This set of drawings depicts cross sections of the "Yellowknife Bay" area of Mars' Gale Crater at three points in time going back more than 80 million years (>80 Ma).
NASA's Curiosity Mars rover has made measurements indicating that the Cumberland rock target the rover drilled in May 2013 has been exposed at the surface for about 80 million years. Further ago than that, the drill site was covered with about 10 feet (3 meters) of rock, as depicted in the top panel. At about 80 million years (middle panel), Cumberland was exposed as the scarp retreated due to abrasion by windblown sand. The sideways erosion, or retreat, occurred at an average rate of about 3 feet (1 meter) per million years.

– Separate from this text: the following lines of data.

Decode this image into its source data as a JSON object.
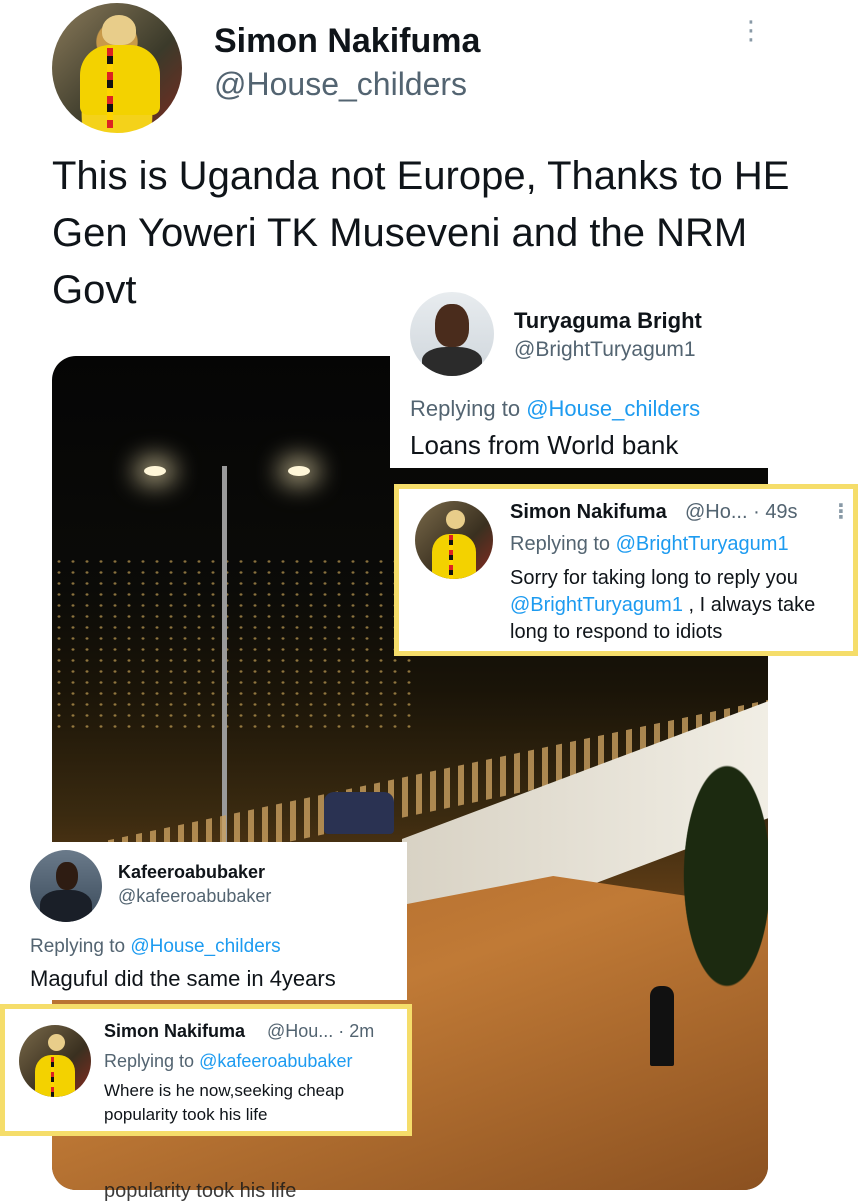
{
  "main_tweet": {
    "name": "Simon Nakifuma",
    "handle": "@House_childers",
    "more_glyph": "⋮",
    "text": "This is Uganda not Europe,  Thanks to HE Gen Yoweri TK Museveni and the NRM Govt"
  },
  "replies": [
    {
      "name": "Turyaguma Bright",
      "handle": "@BrightTuryagum1",
      "replying_prefix": "Replying to",
      "replying_to": "@House_childers",
      "text": "Loans from World bank"
    },
    {
      "name": "Simon Nakifuma",
      "handle_time": "@Ho...  · 49s",
      "more_glyph": "⋮",
      "replying_prefix": "Replying to",
      "replying_to": "@BrightTuryagum1",
      "text_1": "Sorry for taking long to reply you",
      "text_mention": "@BrightTuryagum1",
      "text_2": " , I always take long to respond to idiots"
    },
    {
      "name": "Kafeeroabubaker",
      "handle": "@kafeeroabubaker",
      "replying_prefix": "Replying to",
      "replying_to": "@House_childers",
      "text": "Maguful did the same in 4years"
    },
    {
      "name": "Simon Nakifuma",
      "handle_time": "@Hou... · 2m",
      "replying_prefix": "Replying to",
      "replying_to": "@kafeeroabubaker",
      "text": "Where is he now,seeking  cheap popularity took his life"
    }
  ],
  "cropped_bottom_text": "popularity took his life",
  "colors": {
    "link": "#1d9bf0",
    "secondary": "#536471",
    "highlight_border": "#f5dd6a"
  }
}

This pattern suggests that the material with the youngest surface-exposure age and lowest cosmic-ray dose is at the base of the downwind scarp. Understanding the pattern gives the rover team insight for selecting future targets for drilling to investigate whether organic chemicals have been preserved in rocks.

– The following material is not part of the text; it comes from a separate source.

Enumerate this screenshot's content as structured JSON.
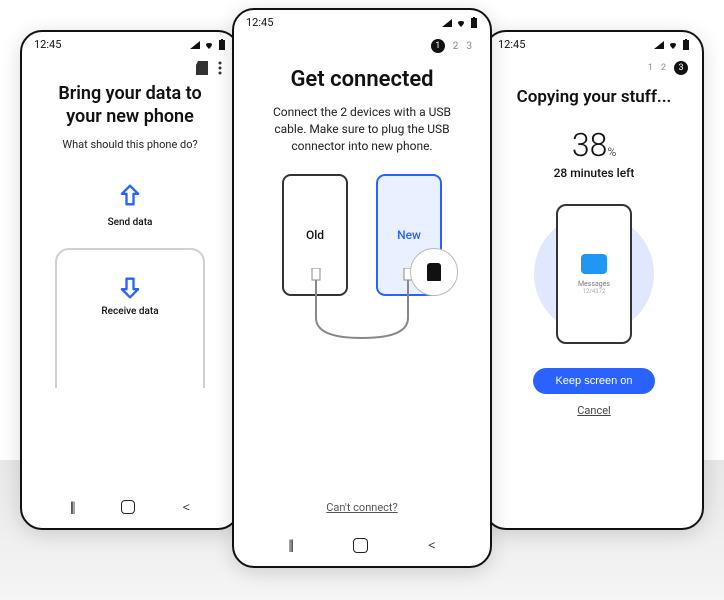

NASA's Jet Propulsion Laboratory, Pasadena, Calif., manages the Mars Science Laboratory Project and the mission's Curiosity rover for NASA's Science Mission Directorate in Washington. The rover was designed and assembled at JPL, a division of the California Institute of Technology in Pasadena.
More information about Curiosity is online at http://www.nasa.gov/msl and http://mars.jpl.nasa.gov/msl/.